Records for this exercise section start

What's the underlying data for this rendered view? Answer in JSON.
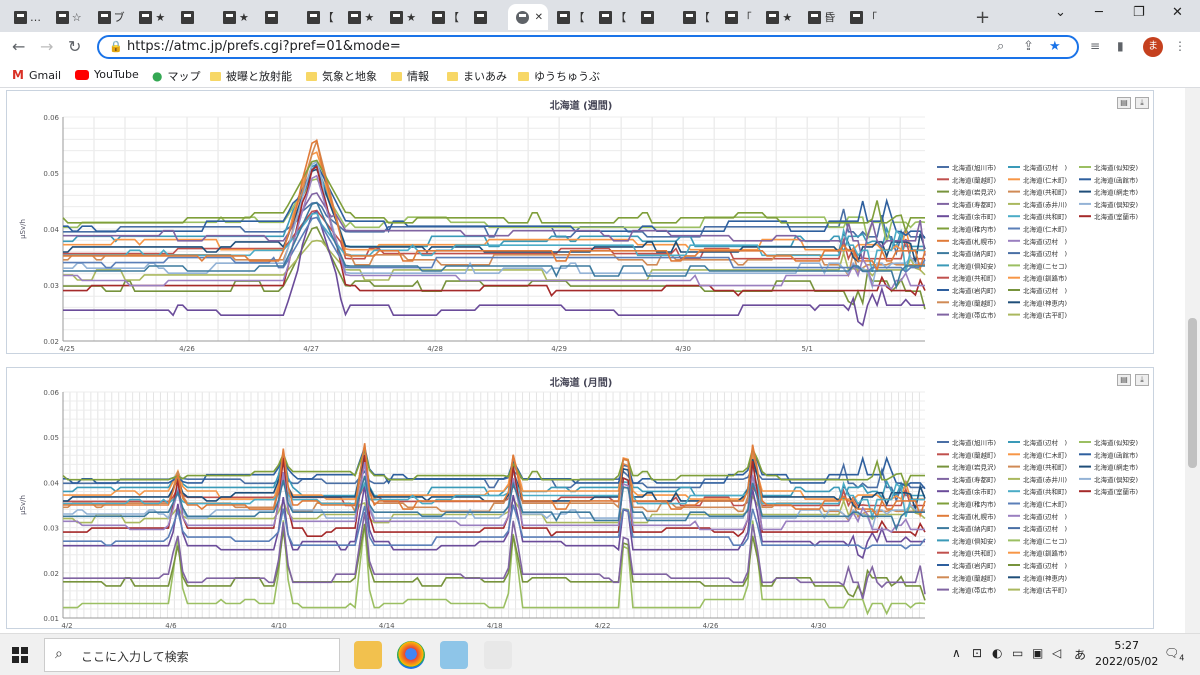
{
  "browser": {
    "tabs": [
      {
        "label": "…"
      },
      {
        "label": "☆"
      },
      {
        "label": "ブ"
      },
      {
        "label": "★"
      },
      {
        "label": ""
      },
      {
        "label": "★"
      },
      {
        "label": ""
      },
      {
        "label": "【"
      },
      {
        "label": "★"
      },
      {
        "label": "★"
      },
      {
        "label": "【"
      },
      {
        "label": ""
      },
      {
        "label": "",
        "active": true
      },
      {
        "label": "【"
      },
      {
        "label": "【"
      },
      {
        "label": ""
      },
      {
        "label": "【"
      },
      {
        "label": "「"
      },
      {
        "label": "★"
      },
      {
        "label": "昏"
      },
      {
        "label": "「"
      }
    ],
    "url": "https://atmc.jp/prefs.cgi?pref=01&mode=",
    "avatar_letter": "ま",
    "bookmarks": [
      "Gmail",
      "YouTube",
      "マップ",
      "被曝と放射能",
      "気象と地象",
      "情報",
      "まいあみ",
      "ゆうちゅうぶ"
    ]
  },
  "legend": [
    "北海道(旭川市)",
    "北海道(辺村　)",
    "北海道(似知安)",
    "北海道(蘭越町)",
    "北海道(仁木町)",
    "北海道(函館市)",
    "北海道(岩見沢)",
    "北海道(共和町)",
    "北海道(網走市)",
    "北海道(寿都町)",
    "北海道(赤井川)",
    "北海道(倶知安)",
    "北海道(余市町)",
    "北海道(共和町)",
    "北海道(室蘭市)",
    "北海道(稚内市)",
    "北海道(仁木町)",
    "北海道(札幌市)",
    "北海道(辺村　)",
    "北海道(納内町)",
    "北海道(辺村　)",
    "北海道(倶知安)",
    "北海道(ニセコ)",
    "北海道(共和町)",
    "北海道(釧路市)",
    "北海道(岩内町)",
    "北海道(辺村　)",
    "北海道(蘭越町)",
    "北海道(神恵内)",
    "北海道(帯広市)",
    "北海道(古平町)"
  ],
  "chart_data": [
    {
      "type": "line",
      "title": "北海道 (週間)",
      "ylabel": "μSv/h",
      "ylim": [
        0.02,
        0.06
      ],
      "yticks": [
        "0.02",
        "0.03",
        "0.04",
        "0.05",
        "0.06"
      ],
      "xticks": [
        "4/25",
        "4/26",
        "4/27",
        "4/28",
        "4/29",
        "4/30",
        "5/1"
      ],
      "x_range_days": [
        0,
        6.95
      ],
      "spikes": [
        {
          "at": 2.03,
          "height": 0.058
        }
      ],
      "series": [
        {
          "color": "#4a6fa5",
          "base": 0.0395
        },
        {
          "color": "#3a9ab8",
          "base": 0.0378
        },
        {
          "color": "#9bbf62",
          "base": 0.0412
        },
        {
          "color": "#c0504d",
          "base": 0.0356
        },
        {
          "color": "#f79646",
          "base": 0.0372
        },
        {
          "color": "#2e5f9e",
          "base": 0.0405
        },
        {
          "color": "#77933c",
          "base": 0.0298
        },
        {
          "color": "#d08a55",
          "base": 0.0345
        },
        {
          "color": "#1f4e79",
          "base": 0.0368
        },
        {
          "color": "#8064a2",
          "base": 0.0388
        },
        {
          "color": "#aab85e",
          "base": 0.0318
        },
        {
          "color": "#94b3d6",
          "base": 0.033
        },
        {
          "color": "#6b4c9a",
          "base": 0.0255
        },
        {
          "color": "#4bacc6",
          "base": 0.0362
        },
        {
          "color": "#a52a2a",
          "base": 0.029
        },
        {
          "color": "#7f9f3a",
          "base": 0.042
        },
        {
          "color": "#5b7fb8",
          "base": 0.034
        },
        {
          "color": "#e07b39",
          "base": 0.0352
        },
        {
          "color": "#9a7fc0",
          "base": 0.0308
        },
        {
          "color": "#3d7a9e",
          "base": 0.0325
        }
      ]
    },
    {
      "type": "line",
      "title": "北海道 (月間)",
      "ylabel": "μSv/h",
      "ylim": [
        0.01,
        0.06
      ],
      "yticks": [
        "0.01",
        "0.02",
        "0.03",
        "0.04",
        "0.05",
        "0.06"
      ],
      "xticks": [
        "4/2",
        "4/6",
        "4/10",
        "4/14",
        "4/18",
        "4/22",
        "4/26",
        "4/30"
      ],
      "x_range_days": [
        0,
        30.95
      ],
      "spikes": [
        {
          "at": 4.1,
          "height": 0.043
        },
        {
          "at": 7.9,
          "height": 0.048
        },
        {
          "at": 10.8,
          "height": 0.052
        },
        {
          "at": 16.2,
          "height": 0.048
        },
        {
          "at": 20.2,
          "height": 0.05
        },
        {
          "at": 24.8,
          "height": 0.051
        }
      ],
      "series": [
        {
          "color": "#4a6fa5",
          "base": 0.0398
        },
        {
          "color": "#3a9ab8",
          "base": 0.038
        },
        {
          "color": "#9bbf62",
          "base": 0.0132
        },
        {
          "color": "#c0504d",
          "base": 0.0358
        },
        {
          "color": "#f79646",
          "base": 0.0372
        },
        {
          "color": "#2e5f9e",
          "base": 0.0408
        },
        {
          "color": "#77933c",
          "base": 0.018
        },
        {
          "color": "#d08a55",
          "base": 0.0345
        },
        {
          "color": "#1f4e79",
          "base": 0.0368
        },
        {
          "color": "#8064a2",
          "base": 0.0188
        },
        {
          "color": "#aab85e",
          "base": 0.032
        },
        {
          "color": "#94b3d6",
          "base": 0.033
        },
        {
          "color": "#6b4c9a",
          "base": 0.026
        },
        {
          "color": "#4bacc6",
          "base": 0.0362
        },
        {
          "color": "#a52a2a",
          "base": 0.029
        },
        {
          "color": "#7f9f3a",
          "base": 0.0415
        },
        {
          "color": "#5b7fb8",
          "base": 0.027
        },
        {
          "color": "#e07b39",
          "base": 0.035
        },
        {
          "color": "#9a7fc0",
          "base": 0.0305
        },
        {
          "color": "#3d7a9e",
          "base": 0.0325
        }
      ]
    }
  ],
  "taskbar": {
    "search_placeholder": "ここに入力して検索",
    "time": "5:27",
    "date": "2022/05/02",
    "ime": "あ",
    "notifications": "4"
  },
  "colors": {
    "accent": "#1a73e8",
    "tabbar": "#dee1e6"
  }
}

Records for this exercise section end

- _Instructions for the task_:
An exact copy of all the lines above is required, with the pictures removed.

- _Answer to the exercise_:
What's the underlying data for this rendered view? Answer in JSON.
{
  "browser": {
    "tabs": [
      {
        "label": "…"
      },
      {
        "label": "☆"
      },
      {
        "label": "ブ"
      },
      {
        "label": "★"
      },
      {
        "label": ""
      },
      {
        "label": "★"
      },
      {
        "label": ""
      },
      {
        "label": "【"
      },
      {
        "label": "★"
      },
      {
        "label": "★"
      },
      {
        "label": "【"
      },
      {
        "label": ""
      },
      {
        "label": "",
        "active": true
      },
      {
        "label": "【"
      },
      {
        "label": "【"
      },
      {
        "label": ""
      },
      {
        "label": "【"
      },
      {
        "label": "「"
      },
      {
        "label": "★"
      },
      {
        "label": "昏"
      },
      {
        "label": "「"
      }
    ],
    "url": "https://atmc.jp/prefs.cgi?pref=01&mode=",
    "avatar_letter": "ま",
    "bookmarks": [
      "Gmail",
      "YouTube",
      "マップ",
      "被曝と放射能",
      "気象と地象",
      "情報",
      "まいあみ",
      "ゆうちゅうぶ"
    ]
  },
  "legend": [
    "北海道(旭川市)",
    "北海道(辺村　)",
    "北海道(似知安)",
    "北海道(蘭越町)",
    "北海道(仁木町)",
    "北海道(函館市)",
    "北海道(岩見沢)",
    "北海道(共和町)",
    "北海道(網走市)",
    "北海道(寿都町)",
    "北海道(赤井川)",
    "北海道(倶知安)",
    "北海道(余市町)",
    "北海道(共和町)",
    "北海道(室蘭市)",
    "北海道(稚内市)",
    "北海道(仁木町)",
    "北海道(札幌市)",
    "北海道(辺村　)",
    "北海道(納内町)",
    "北海道(辺村　)",
    "北海道(倶知安)",
    "北海道(ニセコ)",
    "北海道(共和町)",
    "北海道(釧路市)",
    "北海道(岩内町)",
    "北海道(辺村　)",
    "北海道(蘭越町)",
    "北海道(神恵内)",
    "北海道(帯広市)",
    "北海道(古平町)"
  ],
  "chart_data": [
    {
      "type": "line",
      "title": "北海道 (週間)",
      "ylabel": "μSv/h",
      "ylim": [
        0.02,
        0.06
      ],
      "yticks": [
        "0.02",
        "0.03",
        "0.04",
        "0.05",
        "0.06"
      ],
      "xticks": [
        "4/25",
        "4/26",
        "4/27",
        "4/28",
        "4/29",
        "4/30",
        "5/1"
      ],
      "x_range_days": [
        0,
        6.95
      ],
      "spikes": [
        {
          "at": 2.03,
          "height": 0.058
        }
      ],
      "series": [
        {
          "color": "#4a6fa5",
          "base": 0.0395
        },
        {
          "color": "#3a9ab8",
          "base": 0.0378
        },
        {
          "color": "#9bbf62",
          "base": 0.0412
        },
        {
          "color": "#c0504d",
          "base": 0.0356
        },
        {
          "color": "#f79646",
          "base": 0.0372
        },
        {
          "color": "#2e5f9e",
          "base": 0.0405
        },
        {
          "color": "#77933c",
          "base": 0.0298
        },
        {
          "color": "#d08a55",
          "base": 0.0345
        },
        {
          "color": "#1f4e79",
          "base": 0.0368
        },
        {
          "color": "#8064a2",
          "base": 0.0388
        },
        {
          "color": "#aab85e",
          "base": 0.0318
        },
        {
          "color": "#94b3d6",
          "base": 0.033
        },
        {
          "color": "#6b4c9a",
          "base": 0.0255
        },
        {
          "color": "#4bacc6",
          "base": 0.0362
        },
        {
          "color": "#a52a2a",
          "base": 0.029
        },
        {
          "color": "#7f9f3a",
          "base": 0.042
        },
        {
          "color": "#5b7fb8",
          "base": 0.034
        },
        {
          "color": "#e07b39",
          "base": 0.0352
        },
        {
          "color": "#9a7fc0",
          "base": 0.0308
        },
        {
          "color": "#3d7a9e",
          "base": 0.0325
        }
      ]
    },
    {
      "type": "line",
      "title": "北海道 (月間)",
      "ylabel": "μSv/h",
      "ylim": [
        0.01,
        0.06
      ],
      "yticks": [
        "0.01",
        "0.02",
        "0.03",
        "0.04",
        "0.05",
        "0.06"
      ],
      "xticks": [
        "4/2",
        "4/6",
        "4/10",
        "4/14",
        "4/18",
        "4/22",
        "4/26",
        "4/30"
      ],
      "x_range_days": [
        0,
        30.95
      ],
      "spikes": [
        {
          "at": 4.1,
          "height": 0.043
        },
        {
          "at": 7.9,
          "height": 0.048
        },
        {
          "at": 10.8,
          "height": 0.052
        },
        {
          "at": 16.2,
          "height": 0.048
        },
        {
          "at": 20.2,
          "height": 0.05
        },
        {
          "at": 24.8,
          "height": 0.051
        }
      ],
      "series": [
        {
          "color": "#4a6fa5",
          "base": 0.0398
        },
        {
          "color": "#3a9ab8",
          "base": 0.038
        },
        {
          "color": "#9bbf62",
          "base": 0.0132
        },
        {
          "color": "#c0504d",
          "base": 0.0358
        },
        {
          "color": "#f79646",
          "base": 0.0372
        },
        {
          "color": "#2e5f9e",
          "base": 0.0408
        },
        {
          "color": "#77933c",
          "base": 0.018
        },
        {
          "color": "#d08a55",
          "base": 0.0345
        },
        {
          "color": "#1f4e79",
          "base": 0.0368
        },
        {
          "color": "#8064a2",
          "base": 0.0188
        },
        {
          "color": "#aab85e",
          "base": 0.032
        },
        {
          "color": "#94b3d6",
          "base": 0.033
        },
        {
          "color": "#6b4c9a",
          "base": 0.026
        },
        {
          "color": "#4bacc6",
          "base": 0.0362
        },
        {
          "color": "#a52a2a",
          "base": 0.029
        },
        {
          "color": "#7f9f3a",
          "base": 0.0415
        },
        {
          "color": "#5b7fb8",
          "base": 0.027
        },
        {
          "color": "#e07b39",
          "base": 0.035
        },
        {
          "color": "#9a7fc0",
          "base": 0.0305
        },
        {
          "color": "#3d7a9e",
          "base": 0.0325
        }
      ]
    }
  ],
  "taskbar": {
    "search_placeholder": "ここに入力して検索",
    "time": "5:27",
    "date": "2022/05/02",
    "ime": "あ",
    "notifications": "4"
  },
  "colors": {
    "accent": "#1a73e8",
    "tabbar": "#dee1e6"
  }
}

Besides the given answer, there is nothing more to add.